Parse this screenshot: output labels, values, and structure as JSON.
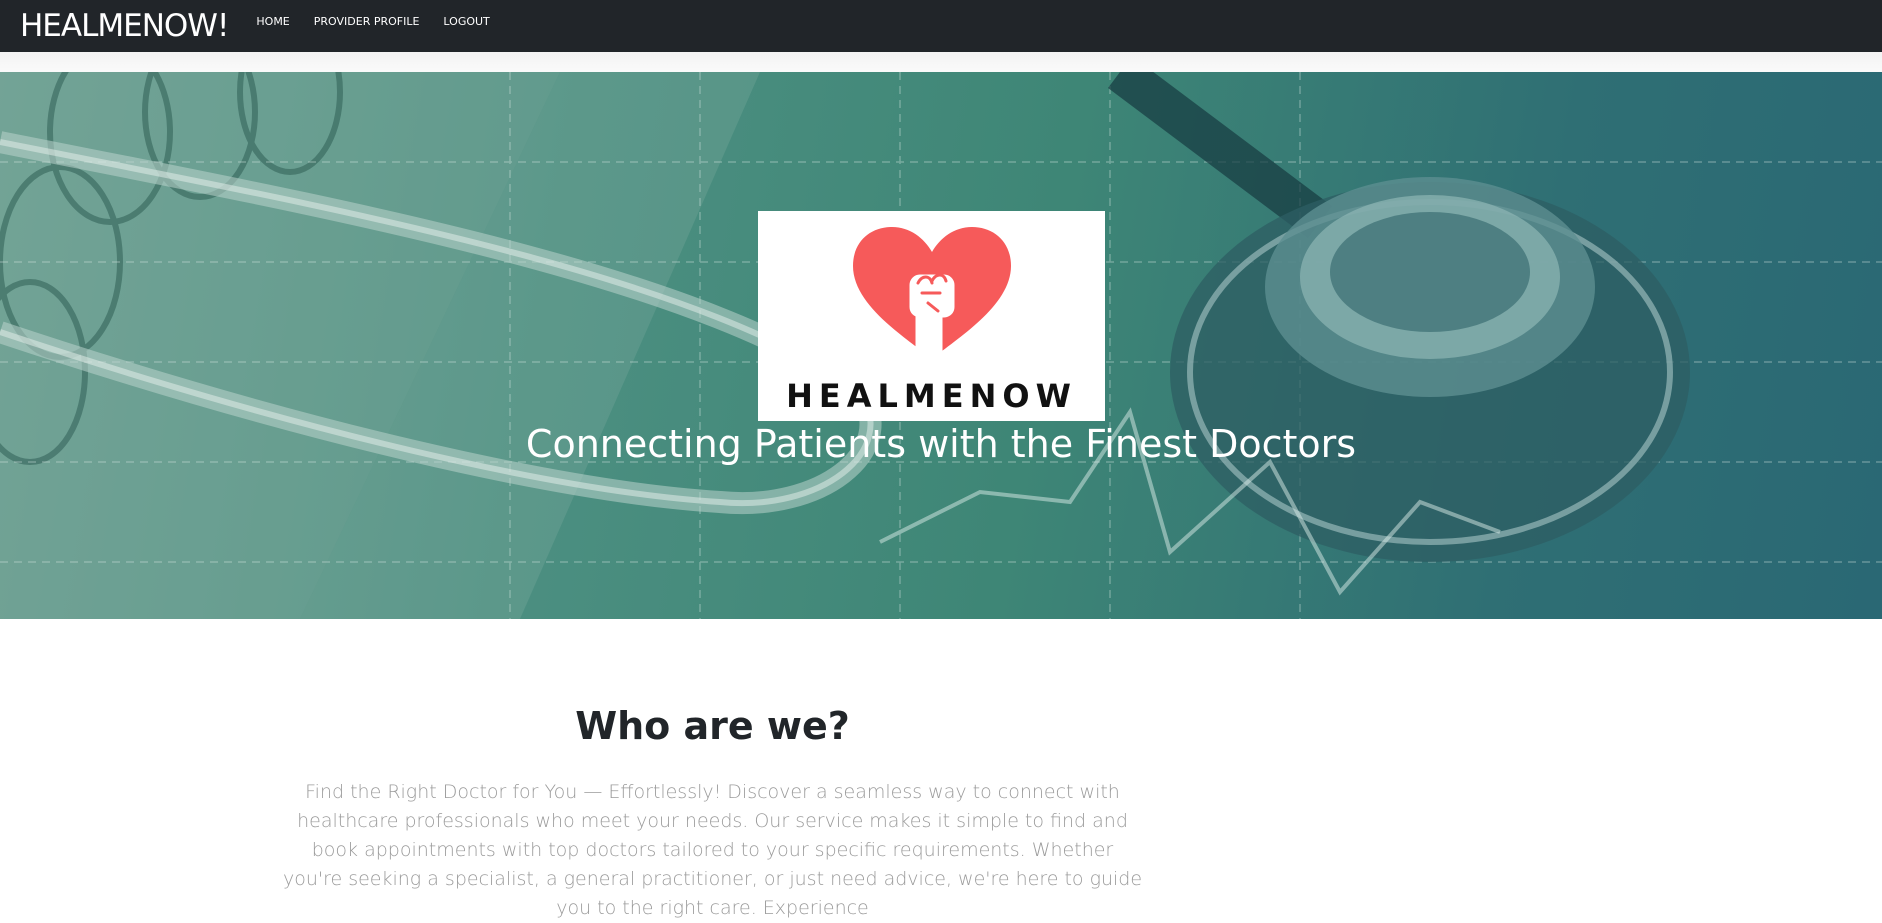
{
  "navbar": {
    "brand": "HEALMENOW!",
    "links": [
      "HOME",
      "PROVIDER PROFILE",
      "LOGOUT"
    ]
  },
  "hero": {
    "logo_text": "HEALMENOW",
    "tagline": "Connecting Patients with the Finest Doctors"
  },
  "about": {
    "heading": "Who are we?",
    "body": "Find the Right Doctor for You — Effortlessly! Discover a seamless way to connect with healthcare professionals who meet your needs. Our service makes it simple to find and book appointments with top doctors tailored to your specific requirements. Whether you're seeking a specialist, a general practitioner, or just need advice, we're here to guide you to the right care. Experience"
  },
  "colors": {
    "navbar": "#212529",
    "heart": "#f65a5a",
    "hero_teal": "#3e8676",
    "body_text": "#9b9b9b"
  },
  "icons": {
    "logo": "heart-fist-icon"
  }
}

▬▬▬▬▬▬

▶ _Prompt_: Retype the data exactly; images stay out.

▶ _Finished exercise_:
Parse this screenshot: output labels, values, and structure as JSON.
{
  "navbar": {
    "brand": "HEALMENOW!",
    "links": [
      "HOME",
      "PROVIDER PROFILE",
      "LOGOUT"
    ]
  },
  "hero": {
    "logo_text": "HEALMENOW",
    "tagline": "Connecting Patients with the Finest Doctors"
  },
  "about": {
    "heading": "Who are we?",
    "body": "Find the Right Doctor for You — Effortlessly! Discover a seamless way to connect with healthcare professionals who meet your needs. Our service makes it simple to find and book appointments with top doctors tailored to your specific requirements. Whether you're seeking a specialist, a general practitioner, or just need advice, we're here to guide you to the right care. Experience"
  },
  "colors": {
    "navbar": "#212529",
    "heart": "#f65a5a",
    "hero_teal": "#3e8676",
    "body_text": "#9b9b9b"
  },
  "icons": {
    "logo": "heart-fist-icon"
  }
}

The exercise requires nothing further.